=== Work required ===
The answer should be every line below, repeated exactly, with the images left out.

Data records for software interfaces

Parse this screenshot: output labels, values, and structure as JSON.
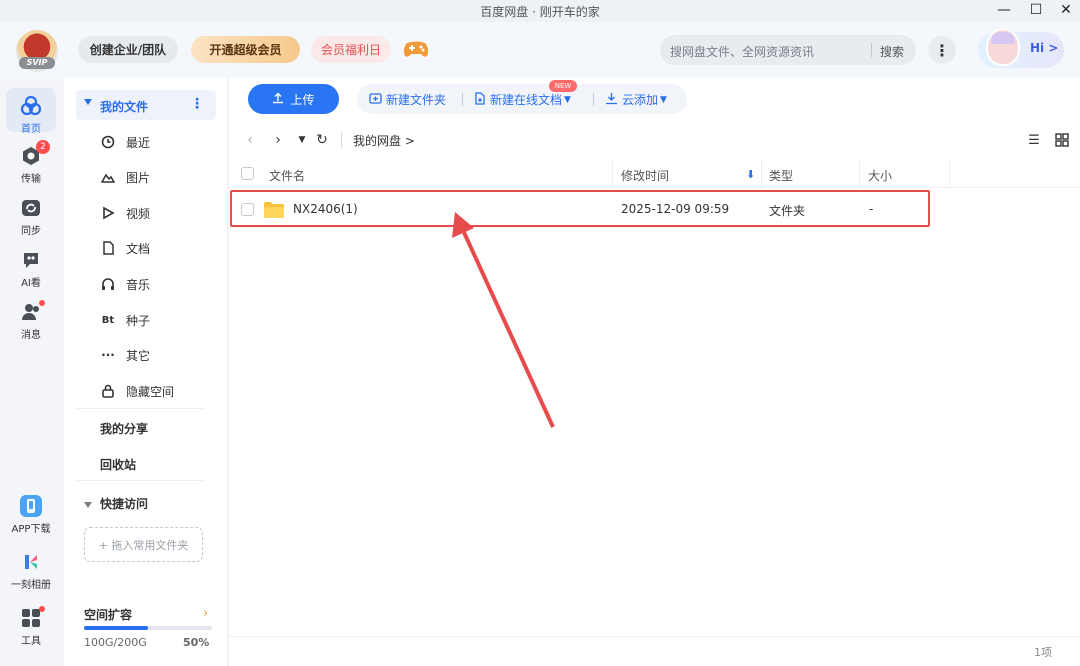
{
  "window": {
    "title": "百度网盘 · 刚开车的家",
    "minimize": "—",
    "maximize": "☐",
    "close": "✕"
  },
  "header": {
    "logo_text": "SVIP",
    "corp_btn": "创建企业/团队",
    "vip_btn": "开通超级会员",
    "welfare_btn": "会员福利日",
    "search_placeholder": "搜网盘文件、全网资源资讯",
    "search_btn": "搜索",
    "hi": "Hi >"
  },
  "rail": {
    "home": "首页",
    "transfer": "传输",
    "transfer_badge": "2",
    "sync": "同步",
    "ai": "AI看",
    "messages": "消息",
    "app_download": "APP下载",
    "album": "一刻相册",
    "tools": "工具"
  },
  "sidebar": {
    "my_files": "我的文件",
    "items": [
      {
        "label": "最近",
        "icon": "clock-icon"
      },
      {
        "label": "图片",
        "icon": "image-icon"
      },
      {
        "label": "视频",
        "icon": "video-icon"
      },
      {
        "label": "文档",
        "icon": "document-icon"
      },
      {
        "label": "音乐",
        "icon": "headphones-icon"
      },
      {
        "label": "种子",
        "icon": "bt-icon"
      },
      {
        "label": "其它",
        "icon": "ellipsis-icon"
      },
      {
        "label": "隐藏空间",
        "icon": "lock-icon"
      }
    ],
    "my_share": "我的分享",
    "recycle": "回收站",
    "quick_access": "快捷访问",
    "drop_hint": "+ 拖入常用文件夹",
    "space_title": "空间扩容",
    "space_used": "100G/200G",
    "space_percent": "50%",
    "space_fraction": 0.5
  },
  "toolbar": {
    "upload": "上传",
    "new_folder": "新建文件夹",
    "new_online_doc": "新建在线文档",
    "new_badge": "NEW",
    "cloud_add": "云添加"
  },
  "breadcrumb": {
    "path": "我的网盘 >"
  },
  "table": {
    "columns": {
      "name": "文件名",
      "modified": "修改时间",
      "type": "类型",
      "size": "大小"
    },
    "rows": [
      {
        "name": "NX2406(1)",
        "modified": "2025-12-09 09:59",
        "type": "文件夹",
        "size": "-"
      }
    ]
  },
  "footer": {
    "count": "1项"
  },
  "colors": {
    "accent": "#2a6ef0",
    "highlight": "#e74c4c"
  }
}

=== Written solution ===
Parse this screenshot: output labels, values, and structure as JSON.
{
  "window": {
    "title": "百度网盘 · 刚开车的家",
    "minimize": "—",
    "maximize": "☐",
    "close": "✕"
  },
  "header": {
    "logo_text": "SVIP",
    "corp_btn": "创建企业/团队",
    "vip_btn": "开通超级会员",
    "welfare_btn": "会员福利日",
    "search_placeholder": "搜网盘文件、全网资源资讯",
    "search_btn": "搜索",
    "hi": "Hi >"
  },
  "rail": {
    "home": "首页",
    "transfer": "传输",
    "transfer_badge": "2",
    "sync": "同步",
    "ai": "AI看",
    "messages": "消息",
    "app_download": "APP下载",
    "album": "一刻相册",
    "tools": "工具"
  },
  "sidebar": {
    "my_files": "我的文件",
    "items": [
      {
        "label": "最近",
        "icon": "clock-icon"
      },
      {
        "label": "图片",
        "icon": "image-icon"
      },
      {
        "label": "视频",
        "icon": "video-icon"
      },
      {
        "label": "文档",
        "icon": "document-icon"
      },
      {
        "label": "音乐",
        "icon": "headphones-icon"
      },
      {
        "label": "种子",
        "icon": "bt-icon"
      },
      {
        "label": "其它",
        "icon": "ellipsis-icon"
      },
      {
        "label": "隐藏空间",
        "icon": "lock-icon"
      }
    ],
    "my_share": "我的分享",
    "recycle": "回收站",
    "quick_access": "快捷访问",
    "drop_hint": "+ 拖入常用文件夹",
    "space_title": "空间扩容",
    "space_used": "100G/200G",
    "space_percent": "50%",
    "space_fraction": 0.5
  },
  "toolbar": {
    "upload": "上传",
    "new_folder": "新建文件夹",
    "new_online_doc": "新建在线文档",
    "new_badge": "NEW",
    "cloud_add": "云添加"
  },
  "breadcrumb": {
    "path": "我的网盘 >"
  },
  "table": {
    "columns": {
      "name": "文件名",
      "modified": "修改时间",
      "type": "类型",
      "size": "大小"
    },
    "rows": [
      {
        "name": "NX2406(1)",
        "modified": "2025-12-09 09:59",
        "type": "文件夹",
        "size": "-"
      }
    ]
  },
  "footer": {
    "count": "1项"
  },
  "colors": {
    "accent": "#2a6ef0",
    "highlight": "#e74c4c"
  }
}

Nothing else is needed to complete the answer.